The groups also criticized the four-day comment period, saying the Martinez administration “is attempting to ram through a gift to the oil and gas industry … on its way out the door,” according to the letter.
“The Environmental Department needs to expand the ridiculous four-day comment period and then significantly strengthen this draft,” Camilla Feibelman, director of the Sierra Club’s Rio Grande Chapter who co-signed the letter, said in a statement.
“This administration keeps trying to sneak through proposals that would hurt people at the behest of the drilling industry. New Mexicans didn’t fall for their anti-science curriculum, and they aren’t falling for this.”
New Mexico Oil and Gas Association communications director Robert McEntyre said the environmental groups are using the permitting updates, which he characterized as basically housekeeping, to push an agenda about methane emissions regulations.
“This idea that these general construction permits are weakened are simply untrue,” McEntyre said. “This has been a bait and switch by these environmental groups, and what this is really about is the methane regulations that these environmental groups would like to see implemented in New Mexico, essentially that they’d like to import from Colorado. … This has been a pretty egregious overreach by these environmental groups to make general construction permits that fall under the Clean Air Act something that they’re not and to try to mislead the public into making these permits about methane.”
The NMED will hold a public hearing regarding the matter on Feb. 12 in Santa Fe, according to the letter.
Megan Petersen covers business and education for The Daily Times. Reach her at 505-564-4621 or email@example.com.
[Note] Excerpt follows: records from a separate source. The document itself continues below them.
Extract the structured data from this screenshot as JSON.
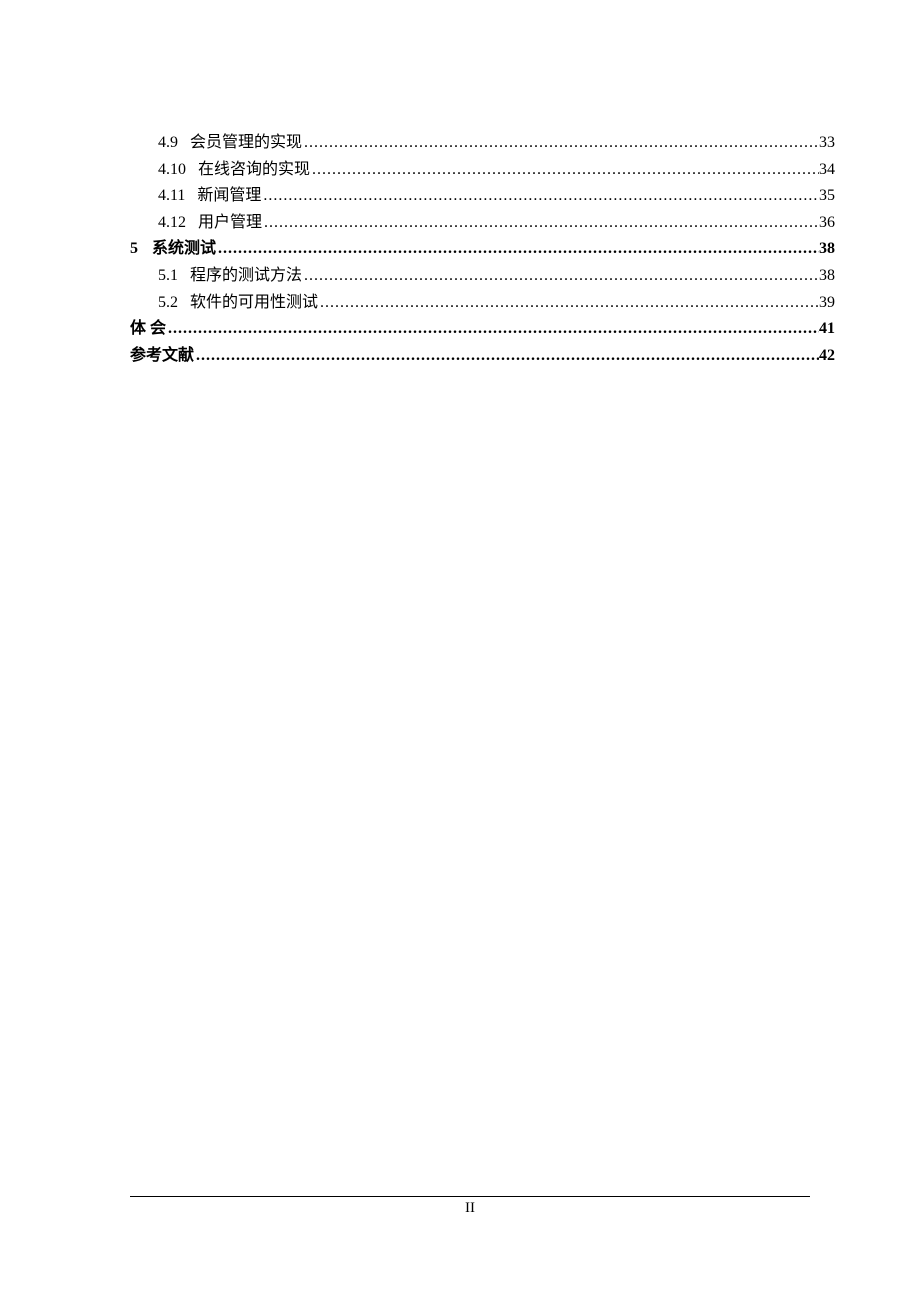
{
  "toc": {
    "items": [
      {
        "num": "4.9",
        "title": "会员管理的实现",
        "page": "33",
        "level": "sub",
        "bold": false
      },
      {
        "num": "4.10",
        "title": "在线咨询的实现",
        "page": "34",
        "level": "sub",
        "bold": false
      },
      {
        "num": "4.11",
        "title": "新闻管理",
        "page": "35",
        "level": "sub",
        "bold": false
      },
      {
        "num": "4.12",
        "title": "用户管理",
        "page": "36",
        "level": "sub",
        "bold": false
      },
      {
        "num": "5",
        "title": "系统测试 ",
        "page": "38",
        "level": "top",
        "bold": true
      },
      {
        "num": "5.1",
        "title": "程序的测试方法",
        "page": "38",
        "level": "sub",
        "bold": false
      },
      {
        "num": "5.2",
        "title": "软件的可用性测试",
        "page": "39",
        "level": "sub",
        "bold": false
      },
      {
        "num": "",
        "title": "体    会 ",
        "page": "41",
        "level": "top",
        "bold": true
      },
      {
        "num": "",
        "title": "参考文献 ",
        "page": "42",
        "level": "top",
        "bold": true
      }
    ]
  },
  "footer": {
    "page_number": "II"
  }
}
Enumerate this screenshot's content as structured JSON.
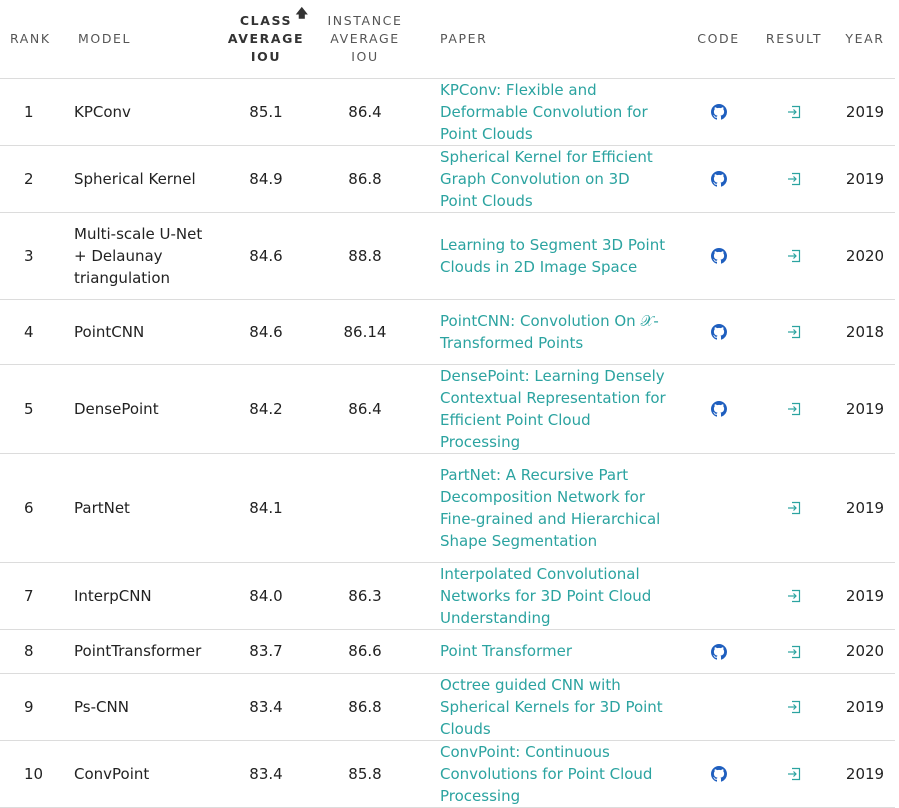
{
  "headers": {
    "rank": "RANK",
    "model": "MODEL",
    "class_avg": "CLASS AVERAGE IOU",
    "instance_avg": "INSTANCE AVERAGE IOU",
    "paper": "PAPER",
    "code": "CODE",
    "result": "RESULT",
    "year": "YEAR"
  },
  "sort": {
    "column": "class_avg",
    "direction": "descending",
    "icon": "arrow-up-icon"
  },
  "colors": {
    "link": "#2ba3a0",
    "github_icon": "#1f5fbf",
    "result_icon": "#2ba3a0",
    "divider": "#dcdcdc"
  },
  "rows": [
    {
      "rank": "1",
      "model": "KPConv",
      "class_avg": "85.1",
      "instance_avg": "86.4",
      "paper": "KPConv: Flexible and Deformable Convolution for Point Clouds",
      "has_code": true,
      "has_result": true,
      "year": "2019"
    },
    {
      "rank": "2",
      "model": "Spherical Kernel",
      "class_avg": "84.9",
      "instance_avg": "86.8",
      "paper": "Spherical Kernel for Efficient Graph Convolution on 3D Point Clouds",
      "has_code": true,
      "has_result": true,
      "year": "2019"
    },
    {
      "rank": "3",
      "model": "Multi-scale U-Net + Delaunay triangulation",
      "class_avg": "84.6",
      "instance_avg": "88.8",
      "paper": "Learning to Segment 3D Point Clouds in 2D Image Space",
      "has_code": true,
      "has_result": true,
      "year": "2020"
    },
    {
      "rank": "4",
      "model": "PointCNN",
      "class_avg": "84.6",
      "instance_avg": "86.14",
      "paper": "PointCNN: Convolution On 𝒳-Transformed Points",
      "has_code": true,
      "has_result": true,
      "year": "2018"
    },
    {
      "rank": "5",
      "model": "DensePoint",
      "class_avg": "84.2",
      "instance_avg": "86.4",
      "paper": "DensePoint: Learning Densely Contextual Representation for Efficient Point Cloud Processing",
      "has_code": true,
      "has_result": true,
      "year": "2019"
    },
    {
      "rank": "6",
      "model": "PartNet",
      "class_avg": "84.1",
      "instance_avg": "",
      "paper": "PartNet: A Recursive Part Decomposition Network for Fine-grained and Hierarchical Shape Segmentation",
      "has_code": false,
      "has_result": true,
      "year": "2019"
    },
    {
      "rank": "7",
      "model": "InterpCNN",
      "class_avg": "84.0",
      "instance_avg": "86.3",
      "paper": "Interpolated Convolutional Networks for 3D Point Cloud Understanding",
      "has_code": false,
      "has_result": true,
      "year": "2019"
    },
    {
      "rank": "8",
      "model": "PointTransformer",
      "class_avg": "83.7",
      "instance_avg": "86.6",
      "paper": "Point Transformer",
      "has_code": true,
      "has_result": true,
      "year": "2020"
    },
    {
      "rank": "9",
      "model": "Ps-CNN",
      "class_avg": "83.4",
      "instance_avg": "86.8",
      "paper": "Octree guided CNN with Spherical Kernels for 3D Point Clouds",
      "has_code": false,
      "has_result": true,
      "year": "2019"
    },
    {
      "rank": "10",
      "model": "ConvPoint",
      "class_avg": "83.4",
      "instance_avg": "85.8",
      "paper": "ConvPoint: Continuous Convolutions for Point Cloud Processing",
      "has_code": true,
      "has_result": true,
      "year": "2019"
    }
  ]
}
Note: This story has been modified to include the final Jan. 30 deadline for public comments. An earlier version indicated that the comment period closed earlier than Jan. 30. Comments from an oil and gas industry association have also been added to the online version of this article. — Ed.